Darrin, a friend of mine from work, suggested yesterday that we get lunch some time. I called today, apparently at the exact moment he’d just walked into his office after a late arrival. Wow! But that’s not the coincidence.

So we’re driving to a restaurant in his car, and I’m talking about the word “apophasis”, one of my favorite words – I’m not even going to tell you that it means bringing something up by claiming not to mention it. After giving a couple examples, I said the word always reminds me of one woman I know because she’s constantly referring to her positive attributes in the same sentence she’s claiming not to brag. She also happens to have been the subject of a paranormal demonstration. Paranormal?! That’s right, I’m a member of the Independent Investigations Group, and I won’t even mention that the IIG offers a $50,000 challenge to anyone who can demonstrate an ability that flies in the face of natural law.

This particular woman claimed she could see inside peoples’ bodies and detect a missing kidney. I was very much involved with the planning of the demonstration, but could not personally attend because I was vacationing in Europe. Darrin stopped me at this part of the story and said, “Wait. Do you mean…” and described the demonstration exactly. I was surprised. “Yeah, how do you know?” Darrin goes on to tell me that, before I even really knew him, he was one of the 18 people chosen to go on stage and be tested by this woman to see if his kidney was missing. While I was off on another continent, he was participating in the test I’d helped plan. If that was not amazing enough, he points to his shirt: “That’s actually where I got this shirt.” Lo and behold, Darrin is wearing the exact pale blue shirt that he’d received 3 1/2 years ago as part of the test – all participants had to wear the same loose-fitting blue shirt to minimize differences between them.

So not only was my co-worker, unbeknownst to me, involved in the event I’d helped plan, but I called to have lunch with him on a day he just happened to be wearing the shirt he’d received from the event. What are the odds? No seriously, you tell me.

Here’s a screen cap with Darrin in the blue shirt: 


Below are the extended notes provided by Barbara Drescher for use in Skepticality Episode 210. Take a look and leave your comments below.

There is no way to calculate odds for something like this, but it is not as shocking as it seems. On the one hand, the author did not meet Darrin through a hobby or special interest group, but through work. On the other hand, if you’re having lunch with a coworker and calling them a “friend”, it’s highly likely that you share some interests and world views.

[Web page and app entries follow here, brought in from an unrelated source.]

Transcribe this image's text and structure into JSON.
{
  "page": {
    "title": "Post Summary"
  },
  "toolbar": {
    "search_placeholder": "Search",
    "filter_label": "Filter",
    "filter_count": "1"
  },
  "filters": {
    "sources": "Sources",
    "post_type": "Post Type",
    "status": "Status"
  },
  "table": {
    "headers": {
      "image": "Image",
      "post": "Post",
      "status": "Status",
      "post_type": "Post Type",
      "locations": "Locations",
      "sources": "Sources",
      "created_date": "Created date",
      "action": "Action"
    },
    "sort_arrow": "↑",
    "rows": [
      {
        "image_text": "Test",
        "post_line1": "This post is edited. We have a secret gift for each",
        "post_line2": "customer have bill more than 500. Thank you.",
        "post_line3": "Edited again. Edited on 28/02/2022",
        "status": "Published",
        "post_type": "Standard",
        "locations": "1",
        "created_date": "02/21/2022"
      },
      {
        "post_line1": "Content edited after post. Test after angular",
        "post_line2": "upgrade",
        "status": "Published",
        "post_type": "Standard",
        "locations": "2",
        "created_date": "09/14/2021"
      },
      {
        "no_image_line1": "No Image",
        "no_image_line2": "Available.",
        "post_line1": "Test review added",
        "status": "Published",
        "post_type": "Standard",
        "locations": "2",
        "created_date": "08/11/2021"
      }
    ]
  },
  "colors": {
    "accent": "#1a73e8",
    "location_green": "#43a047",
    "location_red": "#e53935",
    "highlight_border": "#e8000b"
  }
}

I am less impressed by the fact that Darrin participated in this demonstration than I am that neither Ross nor Darrin knew that the other was interested in skepticism. The social circles can be large, but there is a lot of activity on social networks. It seems to me that it would be difficult for these two to miss each other.